Aim of the task:
Please look for the string "Nastavení" below and report every line in which it occurs.

Dataset rows describing interfaces
-*-*-
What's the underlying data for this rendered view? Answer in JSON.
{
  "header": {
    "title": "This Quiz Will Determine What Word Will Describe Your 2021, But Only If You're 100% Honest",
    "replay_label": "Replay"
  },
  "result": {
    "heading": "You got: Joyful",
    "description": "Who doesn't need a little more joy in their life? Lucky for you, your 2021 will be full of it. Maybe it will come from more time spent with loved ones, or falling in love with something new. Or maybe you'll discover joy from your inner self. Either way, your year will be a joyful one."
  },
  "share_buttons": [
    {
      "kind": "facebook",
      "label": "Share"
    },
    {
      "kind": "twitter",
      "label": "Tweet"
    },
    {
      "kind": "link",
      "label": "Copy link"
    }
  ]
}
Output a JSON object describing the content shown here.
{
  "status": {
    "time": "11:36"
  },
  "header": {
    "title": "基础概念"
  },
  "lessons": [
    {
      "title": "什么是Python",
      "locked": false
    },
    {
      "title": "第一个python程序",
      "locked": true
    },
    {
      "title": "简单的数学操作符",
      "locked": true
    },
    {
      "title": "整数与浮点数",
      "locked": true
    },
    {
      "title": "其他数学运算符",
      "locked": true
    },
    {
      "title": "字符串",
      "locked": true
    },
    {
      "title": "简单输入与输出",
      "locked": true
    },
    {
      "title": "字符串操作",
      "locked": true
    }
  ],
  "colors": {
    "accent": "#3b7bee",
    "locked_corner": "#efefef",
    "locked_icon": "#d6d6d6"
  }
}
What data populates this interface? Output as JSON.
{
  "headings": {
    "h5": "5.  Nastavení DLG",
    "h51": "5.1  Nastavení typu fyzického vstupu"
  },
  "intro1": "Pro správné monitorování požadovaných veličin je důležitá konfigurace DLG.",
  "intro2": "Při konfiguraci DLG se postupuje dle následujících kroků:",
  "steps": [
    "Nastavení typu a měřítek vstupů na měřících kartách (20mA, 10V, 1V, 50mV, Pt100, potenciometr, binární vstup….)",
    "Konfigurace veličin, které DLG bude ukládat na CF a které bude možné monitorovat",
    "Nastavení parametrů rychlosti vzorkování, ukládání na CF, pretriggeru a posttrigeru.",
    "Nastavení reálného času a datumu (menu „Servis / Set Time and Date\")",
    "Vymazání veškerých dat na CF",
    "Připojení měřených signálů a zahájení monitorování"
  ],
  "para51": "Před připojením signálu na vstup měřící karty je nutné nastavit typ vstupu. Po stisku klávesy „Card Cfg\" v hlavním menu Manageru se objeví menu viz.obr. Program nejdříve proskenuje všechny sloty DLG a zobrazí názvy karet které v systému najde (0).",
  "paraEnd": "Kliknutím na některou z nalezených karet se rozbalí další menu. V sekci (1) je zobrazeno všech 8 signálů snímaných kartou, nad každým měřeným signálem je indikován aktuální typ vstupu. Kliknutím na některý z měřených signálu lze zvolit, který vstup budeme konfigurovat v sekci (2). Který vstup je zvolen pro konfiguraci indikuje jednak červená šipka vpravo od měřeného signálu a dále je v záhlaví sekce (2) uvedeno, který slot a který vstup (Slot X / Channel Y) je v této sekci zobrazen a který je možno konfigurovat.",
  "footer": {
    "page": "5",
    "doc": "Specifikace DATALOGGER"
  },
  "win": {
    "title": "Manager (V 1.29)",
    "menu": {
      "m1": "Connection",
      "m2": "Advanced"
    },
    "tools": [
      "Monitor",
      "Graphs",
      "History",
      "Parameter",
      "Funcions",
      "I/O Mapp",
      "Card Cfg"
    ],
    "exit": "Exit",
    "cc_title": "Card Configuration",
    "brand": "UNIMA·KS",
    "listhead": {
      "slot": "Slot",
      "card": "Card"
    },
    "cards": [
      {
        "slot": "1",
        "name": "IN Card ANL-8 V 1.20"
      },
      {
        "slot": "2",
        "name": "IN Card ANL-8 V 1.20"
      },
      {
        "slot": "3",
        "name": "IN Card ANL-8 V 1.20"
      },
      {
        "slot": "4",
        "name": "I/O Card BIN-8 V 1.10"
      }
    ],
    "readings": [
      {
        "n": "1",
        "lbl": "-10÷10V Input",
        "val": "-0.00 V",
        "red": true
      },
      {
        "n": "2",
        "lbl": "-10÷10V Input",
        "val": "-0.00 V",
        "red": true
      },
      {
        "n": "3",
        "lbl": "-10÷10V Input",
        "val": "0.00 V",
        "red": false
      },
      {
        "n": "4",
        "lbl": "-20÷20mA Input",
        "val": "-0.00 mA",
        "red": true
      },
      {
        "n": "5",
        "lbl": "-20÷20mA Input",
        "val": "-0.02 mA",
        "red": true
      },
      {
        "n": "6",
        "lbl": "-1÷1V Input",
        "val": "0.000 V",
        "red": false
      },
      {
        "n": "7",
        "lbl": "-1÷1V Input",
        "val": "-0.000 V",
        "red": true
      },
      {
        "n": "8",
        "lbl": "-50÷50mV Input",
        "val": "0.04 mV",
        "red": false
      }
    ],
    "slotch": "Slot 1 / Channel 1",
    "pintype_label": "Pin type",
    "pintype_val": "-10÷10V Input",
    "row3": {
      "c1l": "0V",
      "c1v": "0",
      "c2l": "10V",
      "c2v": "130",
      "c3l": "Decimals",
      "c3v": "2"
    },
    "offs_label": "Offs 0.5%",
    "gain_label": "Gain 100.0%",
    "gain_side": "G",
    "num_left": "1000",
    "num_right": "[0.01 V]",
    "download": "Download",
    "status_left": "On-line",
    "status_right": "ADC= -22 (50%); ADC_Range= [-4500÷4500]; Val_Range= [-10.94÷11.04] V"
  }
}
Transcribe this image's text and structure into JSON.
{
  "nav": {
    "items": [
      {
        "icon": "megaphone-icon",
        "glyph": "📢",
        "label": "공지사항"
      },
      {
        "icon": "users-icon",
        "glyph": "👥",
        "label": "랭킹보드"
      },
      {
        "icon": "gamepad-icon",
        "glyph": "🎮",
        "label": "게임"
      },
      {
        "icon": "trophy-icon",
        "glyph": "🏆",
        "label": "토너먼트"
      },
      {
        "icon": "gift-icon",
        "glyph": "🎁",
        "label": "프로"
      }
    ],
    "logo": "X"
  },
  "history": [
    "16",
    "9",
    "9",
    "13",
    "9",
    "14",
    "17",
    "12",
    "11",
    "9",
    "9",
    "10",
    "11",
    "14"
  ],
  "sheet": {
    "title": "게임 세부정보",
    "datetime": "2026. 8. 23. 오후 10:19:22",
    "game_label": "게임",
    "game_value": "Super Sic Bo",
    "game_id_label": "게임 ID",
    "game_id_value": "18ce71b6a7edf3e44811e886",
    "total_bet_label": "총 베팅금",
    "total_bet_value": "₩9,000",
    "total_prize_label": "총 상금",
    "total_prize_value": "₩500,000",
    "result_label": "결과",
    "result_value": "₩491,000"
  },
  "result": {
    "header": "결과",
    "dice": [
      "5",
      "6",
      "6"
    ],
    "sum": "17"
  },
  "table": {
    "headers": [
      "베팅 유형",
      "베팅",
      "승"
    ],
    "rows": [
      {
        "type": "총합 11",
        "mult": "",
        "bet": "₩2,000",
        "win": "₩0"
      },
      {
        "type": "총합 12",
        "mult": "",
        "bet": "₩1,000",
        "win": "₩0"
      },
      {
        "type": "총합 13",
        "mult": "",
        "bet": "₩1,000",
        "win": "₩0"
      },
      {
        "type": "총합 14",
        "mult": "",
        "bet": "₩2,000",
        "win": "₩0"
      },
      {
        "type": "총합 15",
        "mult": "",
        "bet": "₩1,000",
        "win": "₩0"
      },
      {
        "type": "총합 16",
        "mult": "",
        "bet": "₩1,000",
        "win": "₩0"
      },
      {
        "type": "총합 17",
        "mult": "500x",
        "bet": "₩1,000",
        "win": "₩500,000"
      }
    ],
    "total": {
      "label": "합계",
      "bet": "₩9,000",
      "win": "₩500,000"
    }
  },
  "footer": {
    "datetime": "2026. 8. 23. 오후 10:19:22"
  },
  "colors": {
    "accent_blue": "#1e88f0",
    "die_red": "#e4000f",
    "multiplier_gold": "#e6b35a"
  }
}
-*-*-
Finished task:
    "h5": "5.  Nastavení DLG",
    "h51": "5.1  Nastavení typu fyzického vstupu"
    "Nastavení typu a měřítek vstupů na měřících kartách (20mA, 10V, 1V, 50mV, Pt100, potenciometr, binární vstup….)",
    "Nastavení parametrů rychlosti vzorkování, ukládání na CF, pretriggeru a posttrigeru.",
    "Nastavení reálného času a datumu (menu „Servis / Set Time and Date\")",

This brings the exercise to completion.